▶ [The problem]
Line by line, copy the entries exactly, excluding the pictures.

[Dataset rows describing interfaces]
..............................

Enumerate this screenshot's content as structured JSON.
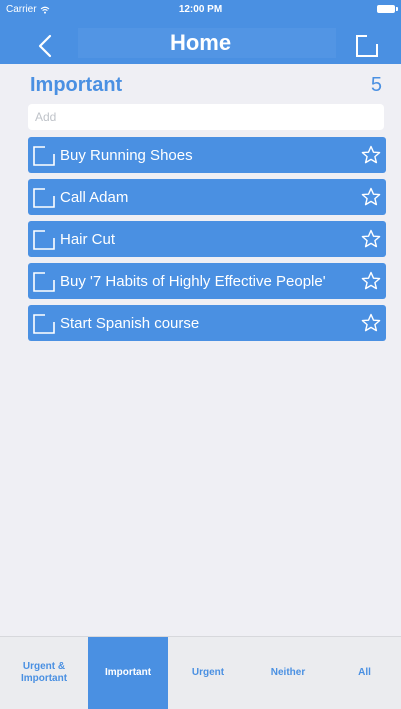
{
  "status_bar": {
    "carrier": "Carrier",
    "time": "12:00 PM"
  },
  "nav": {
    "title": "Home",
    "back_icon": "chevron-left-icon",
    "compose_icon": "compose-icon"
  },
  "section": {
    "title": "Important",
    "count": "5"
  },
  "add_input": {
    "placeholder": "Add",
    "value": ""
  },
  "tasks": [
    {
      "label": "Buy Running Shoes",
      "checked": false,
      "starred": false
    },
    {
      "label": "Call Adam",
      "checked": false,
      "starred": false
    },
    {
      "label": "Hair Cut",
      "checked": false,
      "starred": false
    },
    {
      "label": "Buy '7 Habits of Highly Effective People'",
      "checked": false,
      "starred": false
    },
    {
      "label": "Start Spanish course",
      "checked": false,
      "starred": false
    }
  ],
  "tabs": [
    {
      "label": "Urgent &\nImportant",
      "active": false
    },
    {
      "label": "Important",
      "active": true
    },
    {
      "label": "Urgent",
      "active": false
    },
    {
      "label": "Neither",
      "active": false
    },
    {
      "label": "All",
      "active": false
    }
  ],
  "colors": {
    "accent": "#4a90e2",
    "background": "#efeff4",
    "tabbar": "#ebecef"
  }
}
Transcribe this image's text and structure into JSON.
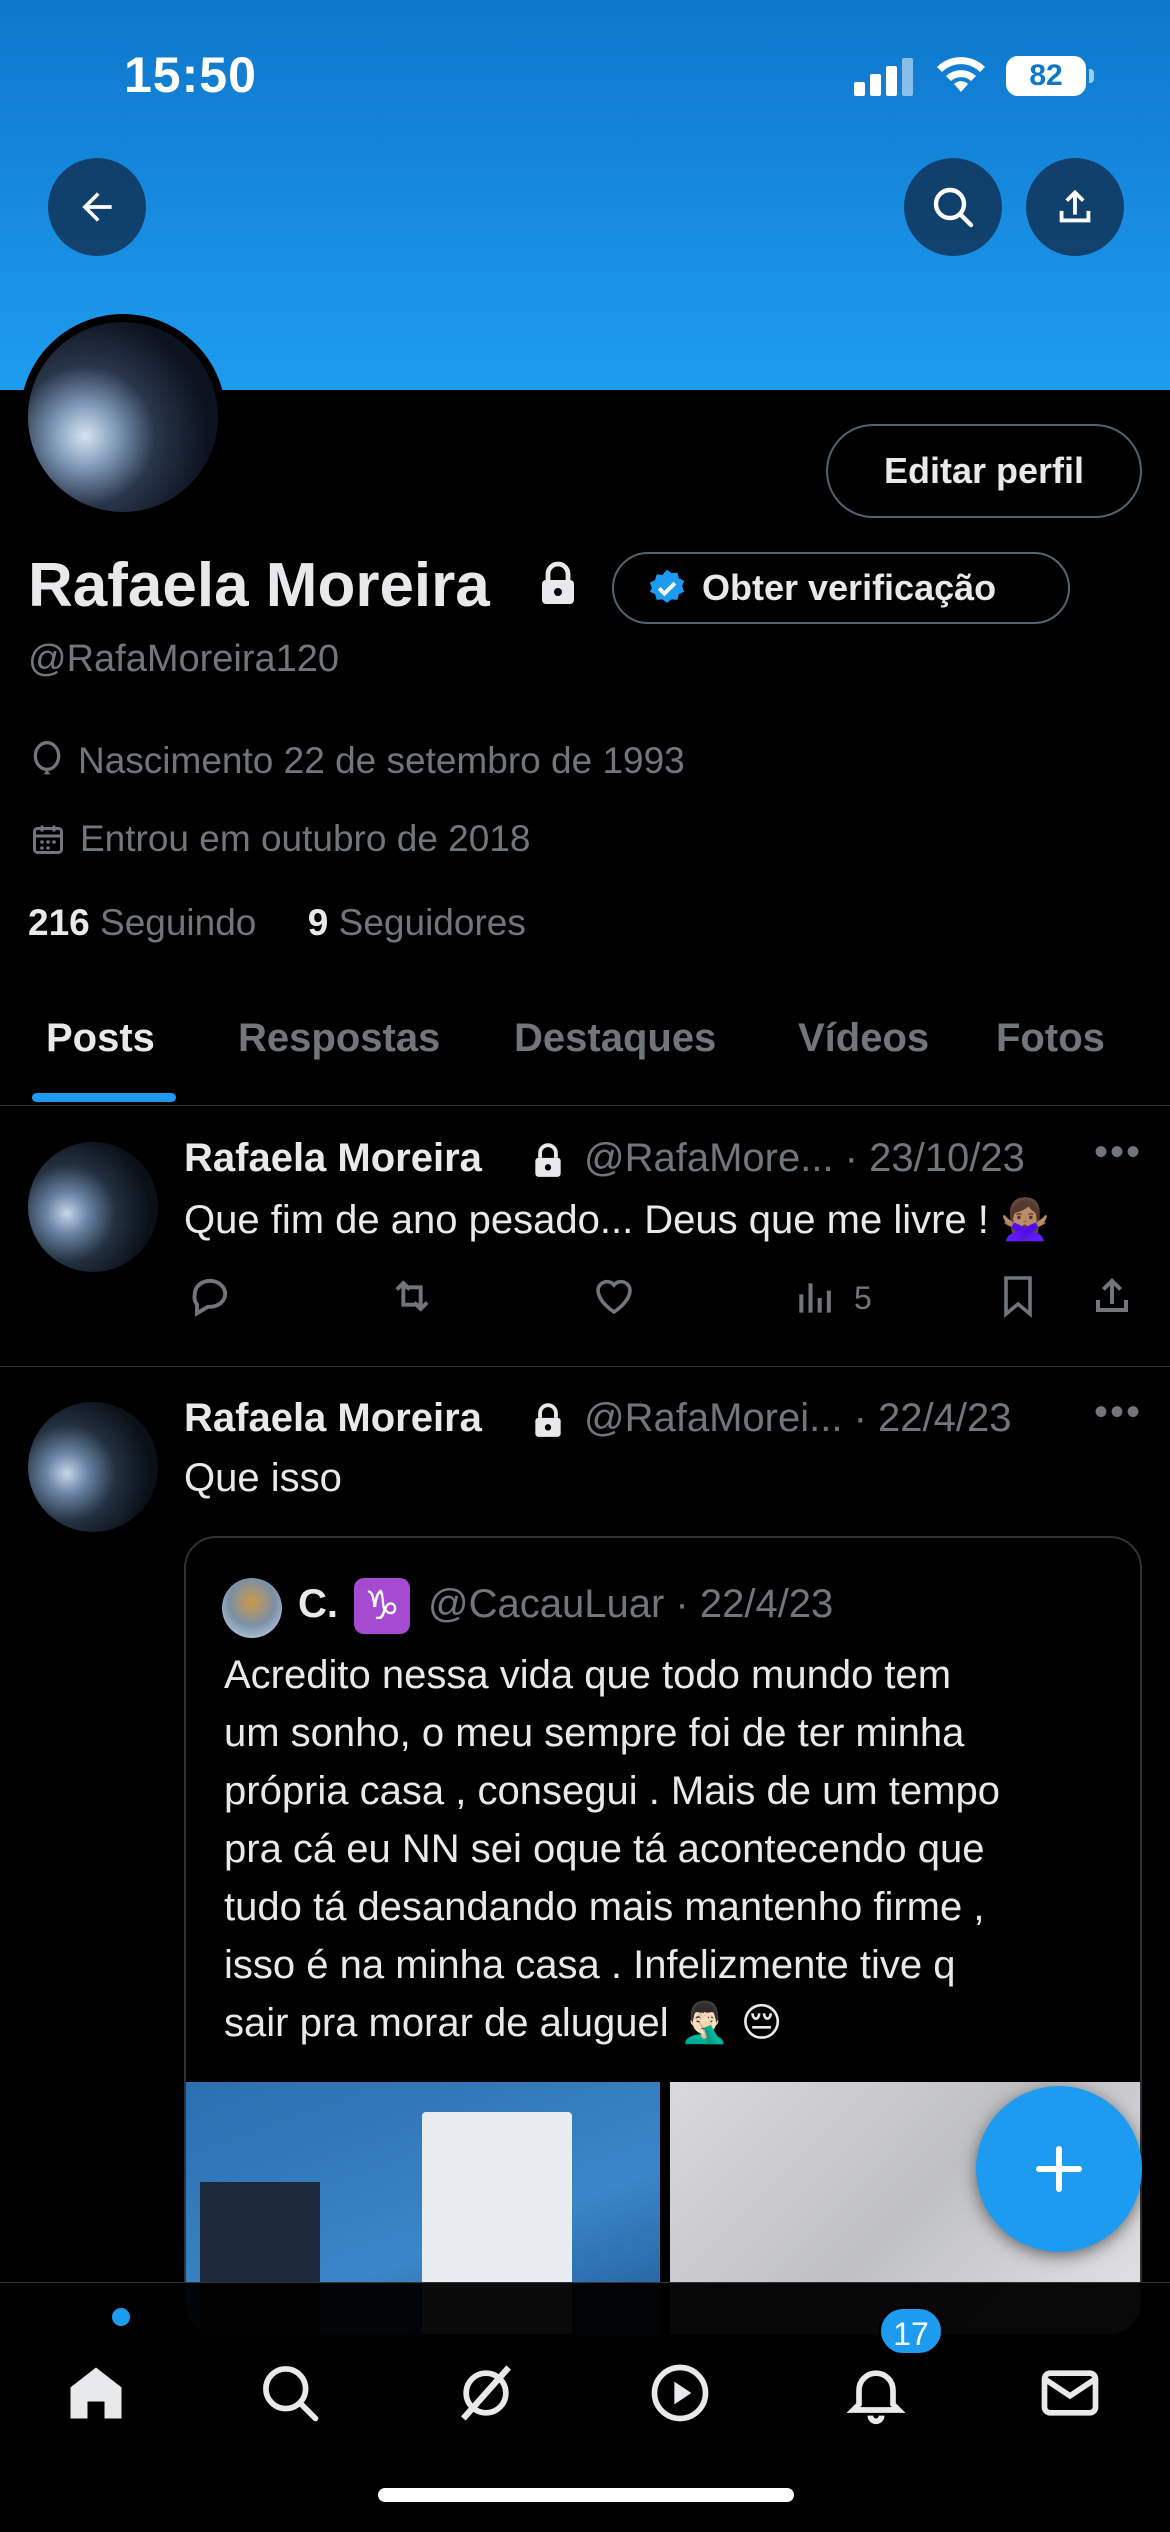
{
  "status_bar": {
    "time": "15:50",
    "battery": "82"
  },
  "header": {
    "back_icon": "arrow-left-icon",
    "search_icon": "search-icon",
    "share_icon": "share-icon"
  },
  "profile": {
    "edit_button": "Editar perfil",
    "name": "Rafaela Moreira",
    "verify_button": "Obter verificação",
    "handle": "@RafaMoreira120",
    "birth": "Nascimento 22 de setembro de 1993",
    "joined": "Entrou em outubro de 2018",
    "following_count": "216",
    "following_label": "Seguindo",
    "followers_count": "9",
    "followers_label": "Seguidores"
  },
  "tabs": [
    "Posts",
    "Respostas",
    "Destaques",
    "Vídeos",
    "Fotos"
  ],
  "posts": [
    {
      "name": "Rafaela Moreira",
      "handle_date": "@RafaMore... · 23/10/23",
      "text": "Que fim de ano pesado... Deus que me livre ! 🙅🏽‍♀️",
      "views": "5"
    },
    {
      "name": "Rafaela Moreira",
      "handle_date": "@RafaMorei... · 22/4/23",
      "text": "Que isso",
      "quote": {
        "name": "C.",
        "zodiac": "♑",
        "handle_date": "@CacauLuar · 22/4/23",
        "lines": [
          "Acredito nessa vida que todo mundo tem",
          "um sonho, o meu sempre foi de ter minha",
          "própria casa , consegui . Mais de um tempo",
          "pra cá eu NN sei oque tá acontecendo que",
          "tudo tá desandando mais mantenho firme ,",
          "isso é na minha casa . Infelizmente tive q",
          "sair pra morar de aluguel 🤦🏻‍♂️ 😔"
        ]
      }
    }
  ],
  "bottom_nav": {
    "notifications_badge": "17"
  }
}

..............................

▶ [Output for this task]
Enumerate this screenshot's content as structured JSON.
{
  "status_bar": {
    "carrier": "Carrier",
    "time": "12:00 PM"
  },
  "nav": {
    "title": "Home",
    "back_icon": "chevron-left-icon",
    "compose_icon": "compose-icon"
  },
  "section": {
    "title": "Important",
    "count": "5"
  },
  "add_input": {
    "placeholder": "Add",
    "value": ""
  },
  "tasks": [
    {
      "label": "Buy Running Shoes",
      "checked": false,
      "starred": false
    },
    {
      "label": "Call Adam",
      "checked": false,
      "starred": false
    },
    {
      "label": "Hair Cut",
      "checked": false,
      "starred": false
    },
    {
      "label": "Buy '7 Habits of Highly Effective People'",
      "checked": false,
      "starred": false
    },
    {
      "label": "Start Spanish course",
      "checked": false,
      "starred": false
    }
  ],
  "tabs": [
    {
      "label": "Urgent &\nImportant",
      "active": false
    },
    {
      "label": "Important",
      "active": true
    },
    {
      "label": "Urgent",
      "active": false
    },
    {
      "label": "Neither",
      "active": false
    },
    {
      "label": "All",
      "active": false
    }
  ],
  "colors": {
    "accent": "#4a90e2",
    "background": "#efeff4",
    "tabbar": "#ebecef"
  }
}
Transcribe this image's text and structure into JSON.
{
  "status_bar": {
    "time": "15:50",
    "battery": "82"
  },
  "header": {
    "back_icon": "arrow-left-icon",
    "search_icon": "search-icon",
    "share_icon": "share-icon"
  },
  "profile": {
    "edit_button": "Editar perfil",
    "name": "Rafaela Moreira",
    "verify_button": "Obter verificação",
    "handle": "@RafaMoreira120",
    "birth": "Nascimento 22 de setembro de 1993",
    "joined": "Entrou em outubro de 2018",
    "following_count": "216",
    "following_label": "Seguindo",
    "followers_count": "9",
    "followers_label": "Seguidores"
  },
  "tabs": [
    "Posts",
    "Respostas",
    "Destaques",
    "Vídeos",
    "Fotos"
  ],
  "posts": [
    {
      "name": "Rafaela Moreira",
      "handle_date": "@RafaMore... · 23/10/23",
      "text": "Que fim de ano pesado... Deus que me livre ! 🙅🏽‍♀️",
      "views": "5"
    },
    {
      "name": "Rafaela Moreira",
      "handle_date": "@RafaMorei... · 22/4/23",
      "text": "Que isso",
      "quote": {
        "name": "C.",
        "zodiac": "♑",
        "handle_date": "@CacauLuar · 22/4/23",
        "lines": [
          "Acredito nessa vida que todo mundo tem",
          "um sonho, o meu sempre foi de ter minha",
          "própria casa , consegui . Mais de um tempo",
          "pra cá eu NN sei oque tá acontecendo que",
          "tudo tá desandando mais mantenho firme ,",
          "isso é na minha casa . Infelizmente tive q",
          "sair pra morar de aluguel 🤦🏻‍♂️ 😔"
        ]
      }
    }
  ],
  "bottom_nav": {
    "notifications_badge": "17"
  }
}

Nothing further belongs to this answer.